This book appears often in the Deming circles and has been described as the best synthesis of Deming’s philosophy. I’d call it a good nuts and bolts book for those wanting to implement Deming’s principles in their organization. One of the reasons I got it was to better understand variation. This is the area of Deming’s message where I still struggle. Joiner’s explanation helped.

Takeaways:

  • One of the problems I’ve had with variation is that whenever I plot data, the level of variation is unacceptable or the results aren’t within the limits I want. He explained this is a common reaction. Glad it wasn’t just me.
  • He explained the strategies on how to deal with special and common causes. I’ll have to review these. He had some examples to see if the reader understood the differences and I kept getting them wrong.
  • He explained how to identify common causes and special causes without using a graph. This is something I’ve been trying to do in my own work now. Some things are difficult or can’t be graphed.
  • His story of the non-profit organization that had to work really hard and use brute force during its first year of existence but refined itself every year instead of continuing to rely on brute force really struck home. He explained some organizations never learn this lesson. Some just keep doing the same thing over and over because they like the adrenaline rush. I’d also might add that they believe this is what it takes to be successful. It reminds me of my last organization.
  • He said three system-wide measures that seemed to help organizations was overall customer satisfaction, total cycle time, and first pass quality. I had started to draw this same conclusion and this reinforced my belief. I’ll be using these to measure my own projects.
  • He lost me a little bit when he started talking about the importance of standardization. He may have hit the nail on the head when he said that many view implementing standards as adding red tape, stifling creativity, and made work boring. That’s certainly been my attitude. Agile teaches the importance of individuals and interactions over processes. He says its important to strike a balance with standardization. They must be used judiciously and be treated as living and breathing—i.e. always evolving. And no, they shouldn’t be stifling creativity and increasing complexity. In the end, I think he convinced me.
  • I liked the stories he used from real life situations. However, he never is specific about who the company is and I couldn’t help wondering sometimes if these were made up or real organizations. I think they are real, he just wasn’t specific so as to protect the innocent.

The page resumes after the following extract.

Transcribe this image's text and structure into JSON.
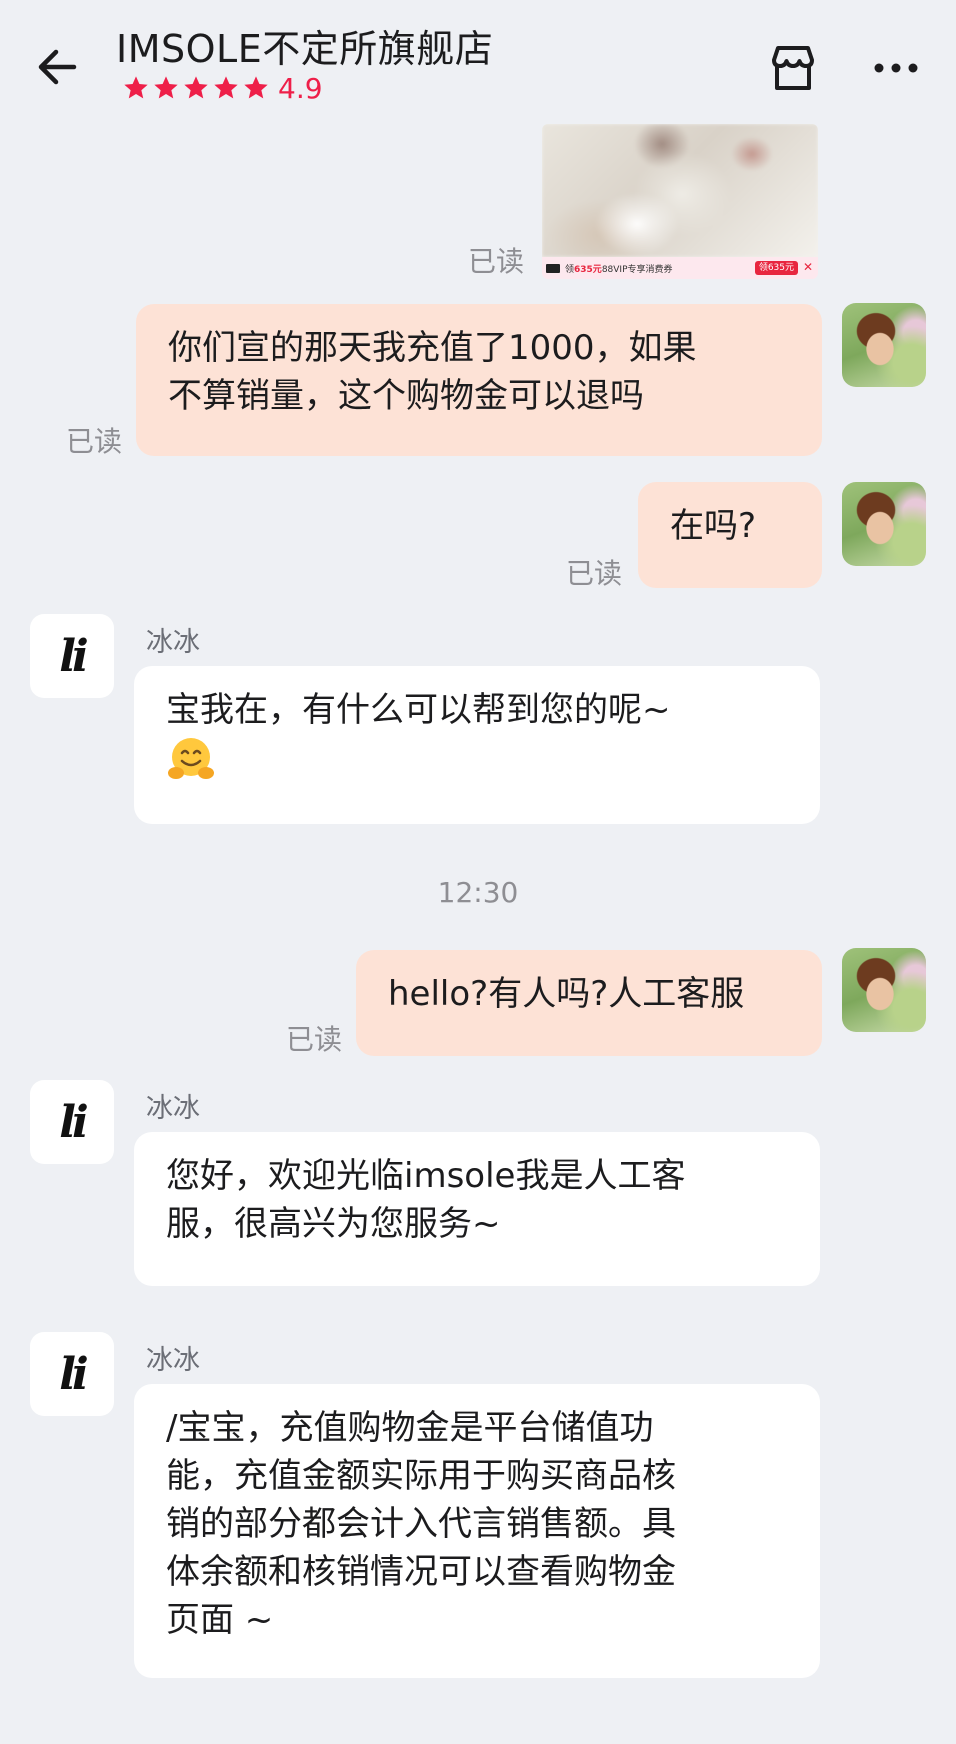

This is a good book and I’ll be recommending it to others. Its one I know I will have to revisit from time to time because it has a lot of depth. Buy it here.